IntroductionChronic obstructive pulmonary disease (COPD) is a debilitating disease and is projected to rank fifth worldwide in terms of burden of disease and in terms of mortality. As clinical evidence on endoscopic lung volume reduction accumulates, it seems that endoscopic procedures like the implantation of endobronchial valves (ELVR) can produce good clinical outcome for both quality of life and lung function parameters. However, there is still a lack of robust clinical evidence on the efficacy and safety of endobronchial valves in patients with hypercapnia (partial pressure of carbon dioxide in arterial blood (PaCO2)>45mmHg). The scope and the focus of this sub-analysis are to present data on outcomes in relation to PaCO2 of patients treated with valves. MethodsAll data were extracted from the German Lung Emphysema Registry, which is a multicenter open-label prospective clinical study collecting data exclusively on patients with severe emphysema. We assessed PaCO2 at baseline and 3-months follow up and compared pre-and postprocedural the lung function test, the quality of life, exercise capacity and the occurrence of adverse events. Results197 patients treated with endobronchial valves were eligible for this study. 157 patients with a PaCO2≤ 45 mmHg and 40 patients with a PaCO2>45mmHg showed similar baseline characteristics. At baseline, patients PaCO2≤ 45 mmHg showed significant higher levels of FEV1 (31.6%± 9.5) and lower levels of RV (249.8%± 52.5) compared to those with hypercapnia (FEV1: 29.6±10.4, p=0.001; RV: 271.9±60.1, p=0.001). After ELVR, there was a significant improvement of FEV1, RV,6-MWD and mMRC at 3-months follow up in the PaCO2≤45 mmHg group (p<0.05 to baseline). PaCO2 and RV improved also significantly in patients with a PaCO2>45 mmHg at 3 months follow up (p<0.05 to baseline). In direct comparison at 3-months follow up, ΔPaCO2 improved significantly in patients with hypercapnia (ΔPaCO2 -8.4±13.4) compared to those without ΔPaCO2 -1.1±7.7; p=0.013). Most frequent complication for both groups was the presence of pneumothorax. Not a single death occurred in patients with a PaCO2>45mmHg. Notwithstanding, no significant differences were observed in both groups.
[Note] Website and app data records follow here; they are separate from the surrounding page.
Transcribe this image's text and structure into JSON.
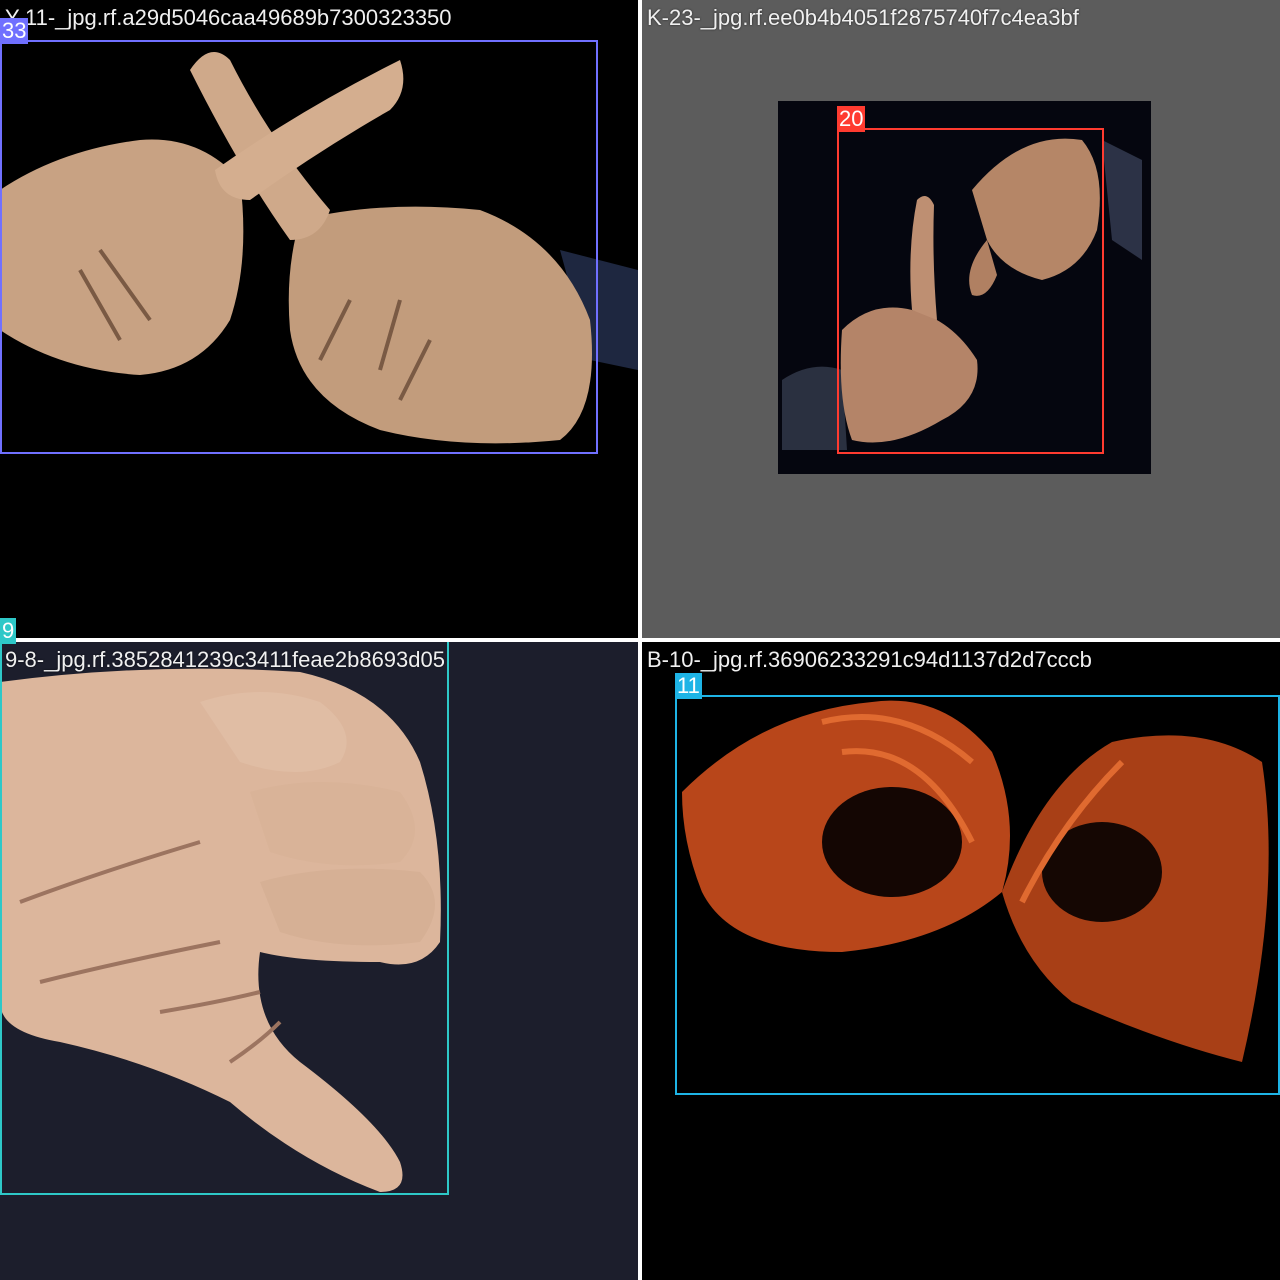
{
  "tiles": [
    {
      "filename": "Y-11-_jpg.rf.a29d5046caa49689b7300323350",
      "class_label": "33",
      "box_color": "#7070ff",
      "background": "#000000"
    },
    {
      "filename": "K-23-_jpg.rf.ee0b4b4051f2875740f7c4ea3bf",
      "class_label": "20",
      "box_color": "#ff3b30",
      "background": "#5c5c5c"
    },
    {
      "filename": "9-8-_jpg.rf.3852841239c3411feae2b8693d05",
      "class_label": "9",
      "box_color": "#2ec8c8",
      "background": "#1c1e2c"
    },
    {
      "filename": "B-10-_jpg.rf.36906233291c94d1137d2d7cccb",
      "class_label": "11",
      "box_color": "#1eb4e6",
      "background": "#000000"
    }
  ],
  "icons": {
    "hands": "hand-sign-photo"
  }
}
ConclusionELVR seems to produce favorable clinical outcomes in patients with PaCO2>45 mmHg and PaCO2≤45 mmHg. Notably, there was a significant decrease of PaCO2 in patients with hypercapnia after 3-months-follow up. Additionally, adverse events did not differ between groups. These findings are paramount since they accentuate that the implantation of endobronchial valves even in patients with hypercapnia can lead to better clinical outcomes and present with a safety profile for the hypercapnic patients.